A hydrogen maser, also known as hydrogen frequency standard, is a specific type of maser that uses the intrinsic properties of the hydrogen atom to serve as a precision frequency reference.

Both the proton and electron of a hydrogen atom have spins. The atom has a higher energy if both are spinning in the same direction, and a lower energy if they spin in opposite directions. The amount of energy needed to reverse the spin of the electron is equivalent to a photon at the frequency of 1,420,405,751.786 hertz (Hz)[1] which corresponds to the 21 cm line in hydrogen spectrum.

Hydrogen masers are very complex devices and sell for as much as US$235,000.[2] They are made in two types: active and passive.

Diagram of a hydrogen maser

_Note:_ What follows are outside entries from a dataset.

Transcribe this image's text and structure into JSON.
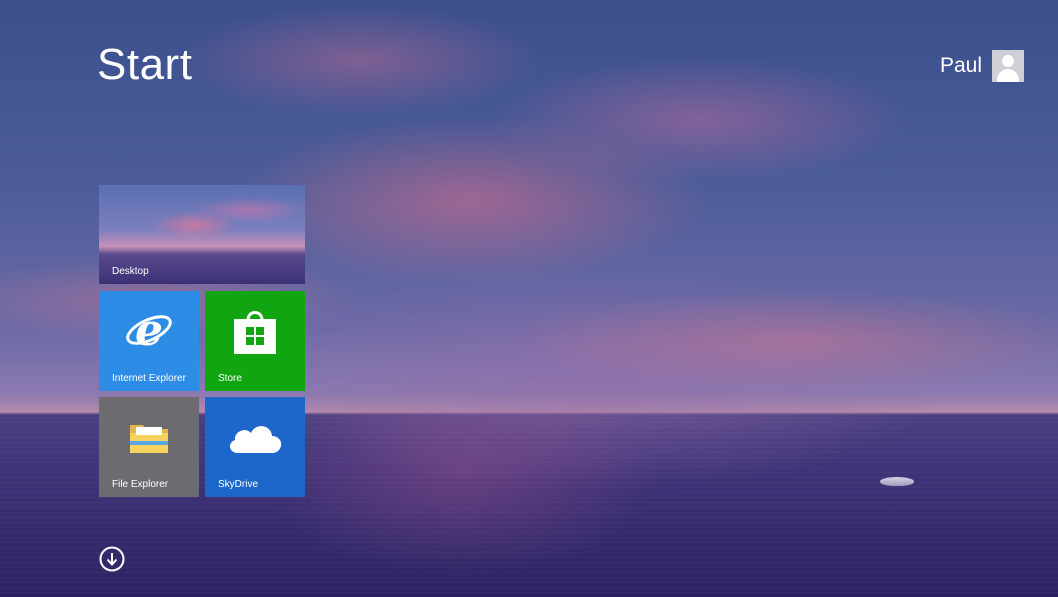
{
  "header": {
    "title": "Start",
    "user_name": "Paul"
  },
  "tiles": [
    {
      "label": "Desktop",
      "icon": "desktop-wallpaper-preview",
      "color": "#6b7bbb"
    },
    {
      "label": "Internet Explorer",
      "icon": "internet-explorer-icon",
      "color": "#2d8ce6"
    },
    {
      "label": "Store",
      "icon": "store-bag-icon",
      "color": "#11a511"
    },
    {
      "label": "File Explorer",
      "icon": "folder-icon",
      "color": "#6c6c70"
    },
    {
      "label": "SkyDrive",
      "icon": "cloud-icon",
      "color": "#1c67c9"
    }
  ],
  "footer": {
    "apps_button_icon": "down-arrow-circle-icon"
  },
  "colors": {
    "accent_background": "#3b4f8d",
    "text": "#ffffff"
  }
}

In both types, a small storage bottle of molecular hydrogen, H2, leaks a controlled amount of gas into a discharge bulb. The molecules are disassociated in the discharge bulb into individual hydrogen atoms by an arc. This atomic hydrogen passes through a collimator and a magnetic state selector. The atoms are thereby selected for the desired state and passed on to a storage bulb. The storage bulb is roughly 20 cm high and 10 cm in diameter and made of quartz. Its inside is coated with Teflon, allowing many collisions of the atoms with the wall without perturbation of the atomic state, and slows the recombination of the hydrogen atoms into hydrogen molecules. A durable Teflon & bulb coating technology allows for over 20-year lifetime.[3] The storage bulb is in turn inside a microwave cavity made from a precisely machined copper or silver-plated ceramic cylinder. This cavity is tuned to the 1,420 MHz resonance frequency of the atoms.[4] A weak static magnetic field is applied parallel to the cavity axis by a solenoid to separate the magnetic Zeeman sublevels.[5] To decrease the influence of changing external magnetic field on the transition line frequency and be compliant to electromagnetic interferences, the cavity is surrounded by several nested layers of shields.[3]

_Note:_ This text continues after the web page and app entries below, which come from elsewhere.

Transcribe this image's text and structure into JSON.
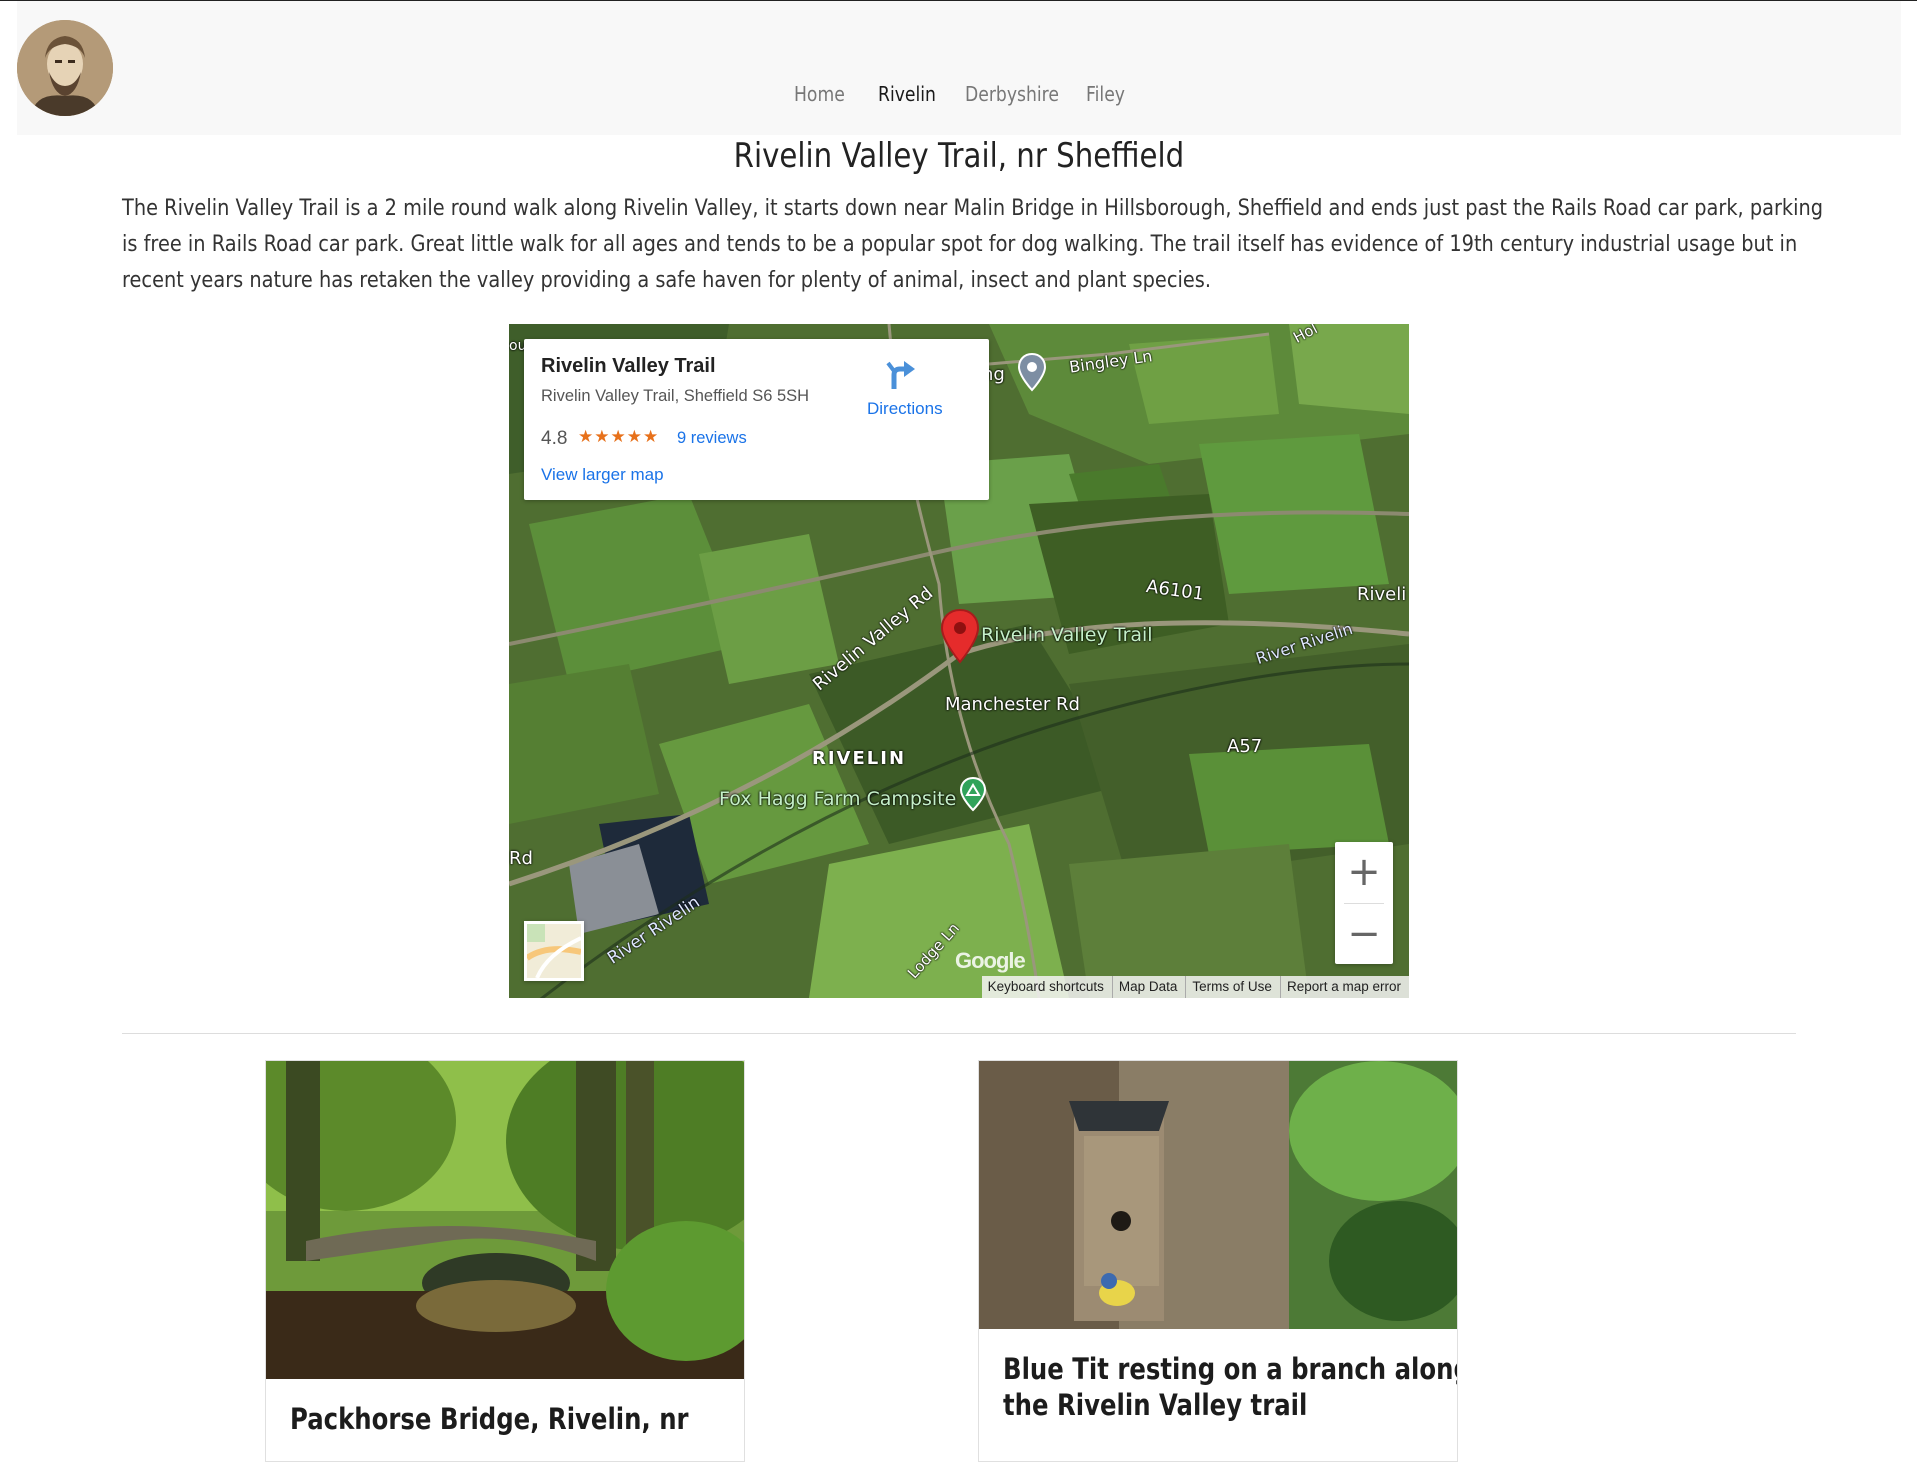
{
  "nav": {
    "items": [
      {
        "label": "Home"
      },
      {
        "label": "Rivelin"
      },
      {
        "label": "Derbyshire"
      },
      {
        "label": "Filey"
      }
    ],
    "active": "Rivelin"
  },
  "page": {
    "title": "Rivelin Valley Trail, nr Sheffield",
    "description": "The Rivelin Valley Trail is a 2 mile round walk along Rivelin Valley, it starts down near Malin Bridge in Hillsborough, Sheffield and ends just past the Rails Road car park, parking is free in Rails Road car park. Great little walk for all ages and tends to be a popular spot for dog walking. The trail itself has evidence of 19th century industrial usage but in recent years nature has retaken the valley providing a safe haven for plenty of animal, insect and plant species."
  },
  "map": {
    "place_name": "Rivelin Valley Trail",
    "address": "Rivelin Valley Trail, Sheffield S6 5SH",
    "rating": "4.8",
    "stars": "★★★★★",
    "reviews": "9 reviews",
    "larger_map": "View larger map",
    "directions": "Directions",
    "zoom_in": "+",
    "zoom_out": "−",
    "logo": "Google",
    "attribution": [
      "Keyboard shortcuts",
      "Map Data",
      "Terms of Use",
      "Report a map error"
    ],
    "labels": {
      "marker": "Rivelin Valley Trail",
      "road1": "Rivelin Valley Rd",
      "road2": "Manchester Rd",
      "area": "RIVELIN",
      "campsite": "Fox Hagg Farm Campsite",
      "a6101": "A6101",
      "a57": "A57",
      "river1": "River Rivelin",
      "river2": "River Rivelin",
      "rivel": "Riveli",
      "bingley": "Bingley Ln",
      "ling": "ling",
      "lodge": "Lodge Ln",
      "rd": "Rd",
      "hol": "Hol",
      "ou": "ou"
    }
  },
  "cards": [
    {
      "caption": "Packhorse Bridge, Rivelin, nr"
    },
    {
      "caption_line1": "Blue Tit resting on a branch along",
      "caption_line2": "the Rivelin Valley trail"
    }
  ]
}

In the active hydrogen maser, the cavity oscillates by itself. This requires a higher hydrogen atom density and a higher quality factor for the cavity. However, in advanced microwave cavity made out of silver-plated ceramic, the gain factor is much higher, thereby requiring less hydrogen atom density.[3] The active maser is more complex and more expensive but has better short-term and long-term frequency stabilities. E.g., the CH1 75 model made by PTF weighs 90 kg and consumes about 100 W. Its long-term frequency accuracy is about ±5×10−16 over five years.

In the passive hydrogen maser, the cavity is fed from an external 1,420 MHz frequency. The external frequency is tuned to produce a maximum output in the cavity. This allows the use of lower hydrogen atom density and lower cavity quality factor, which reduces the cost. The CH1 76 model also made by PTF weighs 55 kg and consumes about 90 W. Its long-term frequency accuracy is much worse than the active maser at about ±1.5×10−12 per year.[6]

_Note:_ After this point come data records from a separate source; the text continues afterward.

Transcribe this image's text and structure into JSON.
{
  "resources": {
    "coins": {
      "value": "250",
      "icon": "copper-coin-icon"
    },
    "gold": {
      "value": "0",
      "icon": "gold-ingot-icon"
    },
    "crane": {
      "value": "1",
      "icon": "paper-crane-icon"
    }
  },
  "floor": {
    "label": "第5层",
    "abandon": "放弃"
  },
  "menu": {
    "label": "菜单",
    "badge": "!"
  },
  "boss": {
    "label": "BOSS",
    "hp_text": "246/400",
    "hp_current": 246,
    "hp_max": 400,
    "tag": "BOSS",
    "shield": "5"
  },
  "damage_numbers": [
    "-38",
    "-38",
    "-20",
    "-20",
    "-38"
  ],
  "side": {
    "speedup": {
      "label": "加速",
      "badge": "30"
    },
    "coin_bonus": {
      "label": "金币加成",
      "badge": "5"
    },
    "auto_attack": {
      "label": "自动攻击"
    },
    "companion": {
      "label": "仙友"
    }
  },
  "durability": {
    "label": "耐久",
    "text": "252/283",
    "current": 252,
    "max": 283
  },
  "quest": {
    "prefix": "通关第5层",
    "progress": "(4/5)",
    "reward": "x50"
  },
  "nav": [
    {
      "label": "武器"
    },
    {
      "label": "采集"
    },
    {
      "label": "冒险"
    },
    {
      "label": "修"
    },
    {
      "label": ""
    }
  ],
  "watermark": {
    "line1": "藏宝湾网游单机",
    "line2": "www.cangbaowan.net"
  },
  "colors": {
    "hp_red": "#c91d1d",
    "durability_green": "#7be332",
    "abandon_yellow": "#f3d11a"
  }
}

See also[edit]

References[edit]

  1. ^ "Time and Frequency from A to Z: H". Physics Laboratory. NIST. Hydrogen Maser. Retrieved 2010-04-06. 
  2. ^ Symmetricom MHM 2010 Data Sheet
  3. ^ a b c "iMaser 3000". Retrieved 2010-04-08. 
  4. ^ USNO, Hydrogen Masers
  5. ^ U.S. Patent 5,838,206Active Hydrogen Maser Atomic Frequency Standard
  6. ^ CHI-76 Passive Hydrogen Maser Data Sheet

Bibliography[edit]